  • @CodyGray: turns out it's possible with options to GNU as. See the update to my answer. I usually just look at godbolt with color highlighting enabled when I want to know that, though. The asm instructions associated with a source line aren't always contiguous... – Peter Cordes Jul 25 '16 at 0:54
  • 1
    Script for converting GNU -Mintel syntax to more exact NASM syntax, i.e. replace byte ptr with byte, and maybe a couple other minor things. – Peter Cordes Jul 26 '16 at 4:34
  • @PeterCordes that script is actively harmful, since it not only is incomplete, but also strips important information from disassembly, see my comment to that post. – Ruslan Oct 7 '17 at 22:04
8

I like to insert labels that I can easily grep out of the objdump output.

int main() {
    asm volatile ("interesting_part_begin%=:":);
    do_something();
    asm volatile ("interesting_part_end%=:":);
}

I haven't had a problem with this yet, but asm volatile can be very hard on a compiler's optimizer because it tends to leave such code untouched.

  • Are you sure you need volatile here? Have you noticed that the compiler optimizes away these labels without it? – Cody Gray Jul 24 '16 at 18:13
  • @CodyGray I haven't tried it. I would assume you would need the volatile since the optimizer will throw it away during DCE. – Tim Jul 24 '16 at 21:25
  • 1
    You don't actually need the volatile because GCC will assume it because the asm statement doesn't have an output operand. – Ross Ridge Jul 25 '16 at 2:57
  • @RossRidge Interesting. Is that documented behavior? – Tim Jul 25 '16 at 4:25
  • 4
    "asm statements that have no output operands, including asm goto statements, are implicitly volatile." gcc.gnu.org/onlinedocs/gcc/Extended-Asm.html#Volatile – Ross Ridge Jul 25 '16 at 4:45

Your Answer
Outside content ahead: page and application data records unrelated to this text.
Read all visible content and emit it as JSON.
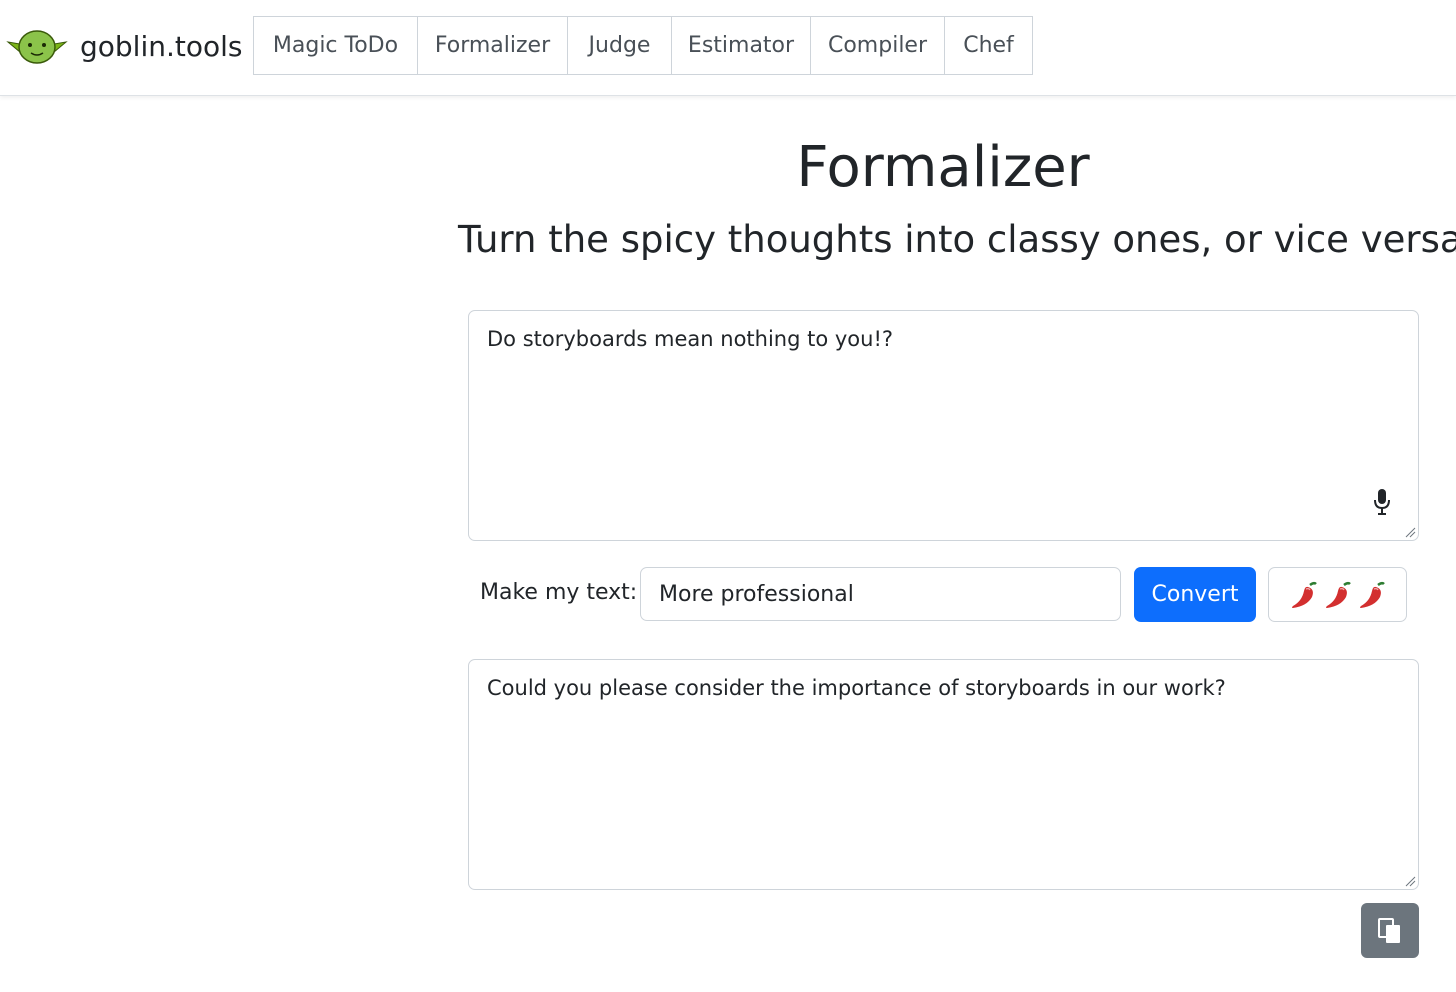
{
  "brand": {
    "name": "goblin.tools",
    "logo_icon": "goblin-face-icon"
  },
  "nav": {
    "items": [
      {
        "label": "Magic ToDo"
      },
      {
        "label": "Formalizer"
      },
      {
        "label": "Judge"
      },
      {
        "label": "Estimator"
      },
      {
        "label": "Compiler"
      },
      {
        "label": "Chef"
      }
    ]
  },
  "main": {
    "title": "Formalizer",
    "subtitle": "Turn the spicy thoughts into classy ones, or vice versa",
    "input_text": "Do storyboards mean nothing to you!?",
    "make_label": "Make my text:",
    "style_selected": "More professional",
    "convert_label": "Convert",
    "spiciness_icon": "chili-pepper-icon",
    "spiciness_level": 3,
    "output_text": "Could you please consider the importance of storyboards in our work?"
  },
  "colors": {
    "accent": "#0d6efd",
    "secondary": "#6c757d",
    "goblin_green": "#8bc34a"
  }
}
By clicking “Post Your Answer”, you agree to our terms of service, privacy policy and cookie policy

Not the answer you're looking for? Browse other questions tagged or ask your own question.